ABOUT THIS TASK: Using the data below, copy each line that includes the word "title".

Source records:
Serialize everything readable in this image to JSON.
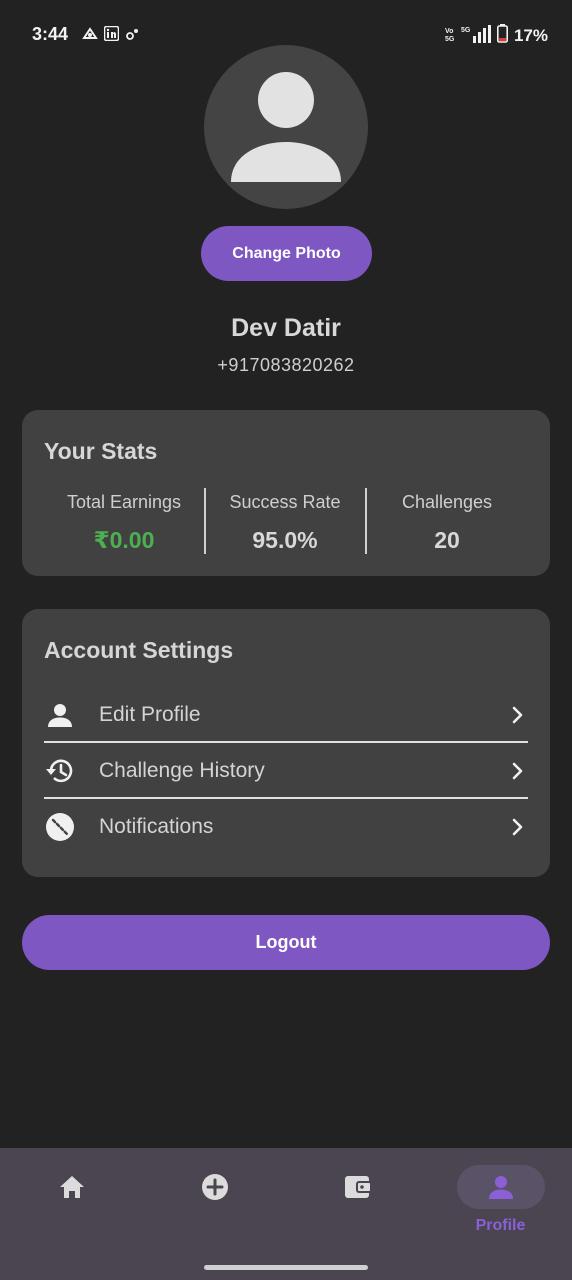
{
  "status_bar": {
    "time": "3:44",
    "battery": "17%",
    "network": "5G"
  },
  "profile": {
    "change_photo_label": "Change Photo",
    "name": "Dev Datir",
    "phone": "+917083820262"
  },
  "stats": {
    "title": "Your Stats",
    "items": [
      {
        "label": "Total Earnings",
        "value": "₹0.00",
        "color": "#4caf50"
      },
      {
        "label": "Success Rate",
        "value": "95.0%"
      },
      {
        "label": "Challenges",
        "value": "20"
      }
    ]
  },
  "settings": {
    "title": "Account Settings",
    "items": [
      {
        "label": "Edit Profile",
        "icon": "person-icon"
      },
      {
        "label": "Challenge History",
        "icon": "history-icon"
      },
      {
        "label": "Notifications",
        "icon": "notifications-off-icon"
      }
    ]
  },
  "logout_label": "Logout",
  "bottom_nav": {
    "items": [
      {
        "label": "",
        "icon": "home-icon"
      },
      {
        "label": "",
        "icon": "add-circle-icon"
      },
      {
        "label": "",
        "icon": "wallet-icon"
      },
      {
        "label": "Profile",
        "icon": "person-icon",
        "active": true
      }
    ]
  },
  "colors": {
    "accent": "#7e57c2",
    "background": "#222222",
    "card": "#414141",
    "earnings_green": "#4caf50",
    "nav_bar": "#4a4550"
  }
}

OUTPUT OF THE TASK:
    "title": "Your Stats",
    "title": "Account Settings",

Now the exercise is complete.